» Problem to work on
Print all entries below exactly, without images.

» Data extract
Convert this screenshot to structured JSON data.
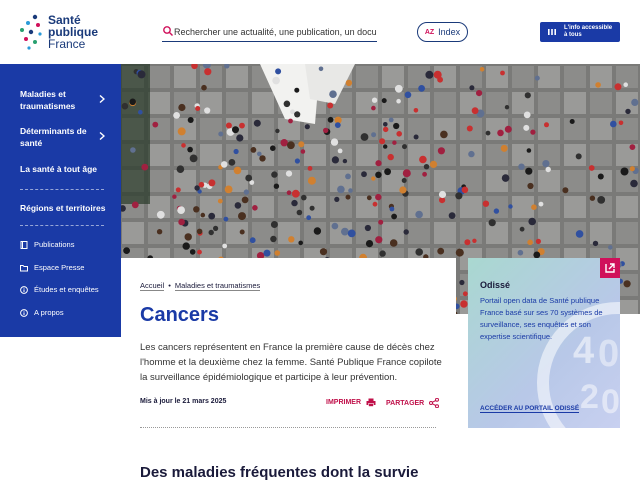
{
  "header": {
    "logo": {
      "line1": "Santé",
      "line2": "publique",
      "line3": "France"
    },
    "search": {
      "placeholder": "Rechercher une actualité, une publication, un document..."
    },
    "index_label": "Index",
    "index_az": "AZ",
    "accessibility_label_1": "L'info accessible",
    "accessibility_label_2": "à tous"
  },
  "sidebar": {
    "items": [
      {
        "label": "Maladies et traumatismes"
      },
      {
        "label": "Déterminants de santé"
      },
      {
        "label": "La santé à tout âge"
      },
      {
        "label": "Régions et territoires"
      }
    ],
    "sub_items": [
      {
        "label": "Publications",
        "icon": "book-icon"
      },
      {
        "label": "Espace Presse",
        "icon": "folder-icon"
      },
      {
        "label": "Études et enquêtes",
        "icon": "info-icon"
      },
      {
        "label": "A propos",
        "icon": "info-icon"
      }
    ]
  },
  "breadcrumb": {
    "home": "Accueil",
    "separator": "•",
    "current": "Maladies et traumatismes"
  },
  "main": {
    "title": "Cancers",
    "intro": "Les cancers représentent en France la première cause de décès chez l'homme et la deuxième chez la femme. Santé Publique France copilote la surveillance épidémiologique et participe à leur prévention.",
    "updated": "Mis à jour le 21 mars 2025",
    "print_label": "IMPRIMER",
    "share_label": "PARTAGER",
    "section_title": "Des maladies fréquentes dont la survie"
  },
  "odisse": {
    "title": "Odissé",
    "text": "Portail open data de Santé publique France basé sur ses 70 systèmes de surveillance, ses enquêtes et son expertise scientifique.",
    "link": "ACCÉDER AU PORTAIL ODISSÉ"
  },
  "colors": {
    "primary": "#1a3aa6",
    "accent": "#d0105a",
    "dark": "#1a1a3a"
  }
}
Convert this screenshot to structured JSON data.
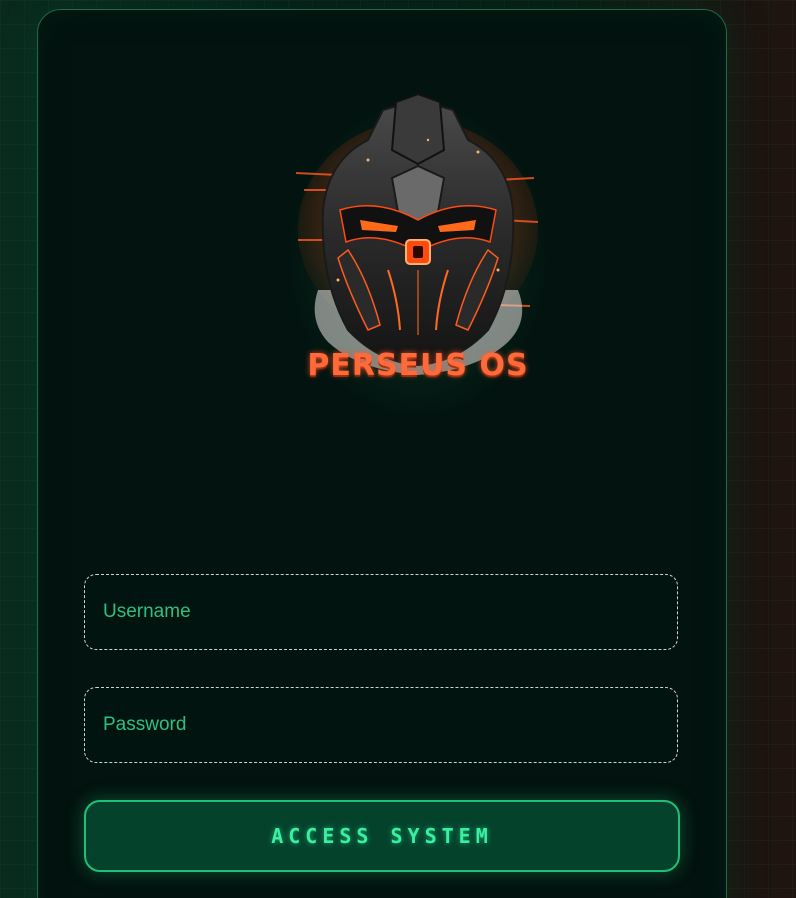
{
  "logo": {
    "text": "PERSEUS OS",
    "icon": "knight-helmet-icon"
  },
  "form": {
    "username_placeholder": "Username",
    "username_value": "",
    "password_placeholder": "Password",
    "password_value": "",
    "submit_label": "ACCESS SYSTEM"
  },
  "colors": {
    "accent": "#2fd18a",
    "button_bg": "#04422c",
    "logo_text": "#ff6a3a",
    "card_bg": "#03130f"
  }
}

» Solution for this problem
Convert this screenshot to structured JSON data.
{
  "header": {
    "logo": {
      "line1": "Santé",
      "line2": "publique",
      "line3": "France"
    },
    "search": {
      "placeholder": "Rechercher une actualité, une publication, un document..."
    },
    "index_label": "Index",
    "index_az": "AZ",
    "accessibility_label_1": "L'info accessible",
    "accessibility_label_2": "à tous"
  },
  "sidebar": {
    "items": [
      {
        "label": "Maladies et traumatismes"
      },
      {
        "label": "Déterminants de santé"
      },
      {
        "label": "La santé à tout âge"
      },
      {
        "label": "Régions et territoires"
      }
    ],
    "sub_items": [
      {
        "label": "Publications",
        "icon": "book-icon"
      },
      {
        "label": "Espace Presse",
        "icon": "folder-icon"
      },
      {
        "label": "Études et enquêtes",
        "icon": "info-icon"
      },
      {
        "label": "A propos",
        "icon": "info-icon"
      }
    ]
  },
  "breadcrumb": {
    "home": "Accueil",
    "separator": "•",
    "current": "Maladies et traumatismes"
  },
  "main": {
    "title": "Cancers",
    "intro": "Les cancers représentent en France la première cause de décès chez l'homme et la deuxième chez la femme. Santé Publique France copilote la surveillance épidémiologique et participe à leur prévention.",
    "updated": "Mis à jour le 21 mars 2025",
    "print_label": "IMPRIMER",
    "share_label": "PARTAGER",
    "section_title": "Des maladies fréquentes dont la survie"
  },
  "odisse": {
    "title": "Odissé",
    "text": "Portail open data de Santé publique France basé sur ses 70 systèmes de surveillance, ses enquêtes et son expertise scientifique.",
    "link": "ACCÉDER AU PORTAIL ODISSÉ"
  },
  "colors": {
    "primary": "#1a3aa6",
    "accent": "#d0105a",
    "dark": "#1a1a3a"
  }
}
Convert this screenshot to structured JSON data.
{
  "logo": {
    "text": "PERSEUS OS",
    "icon": "knight-helmet-icon"
  },
  "form": {
    "username_placeholder": "Username",
    "username_value": "",
    "password_placeholder": "Password",
    "password_value": "",
    "submit_label": "ACCESS SYSTEM"
  },
  "colors": {
    "accent": "#2fd18a",
    "button_bg": "#04422c",
    "logo_text": "#ff6a3a",
    "card_bg": "#03130f"
  }
}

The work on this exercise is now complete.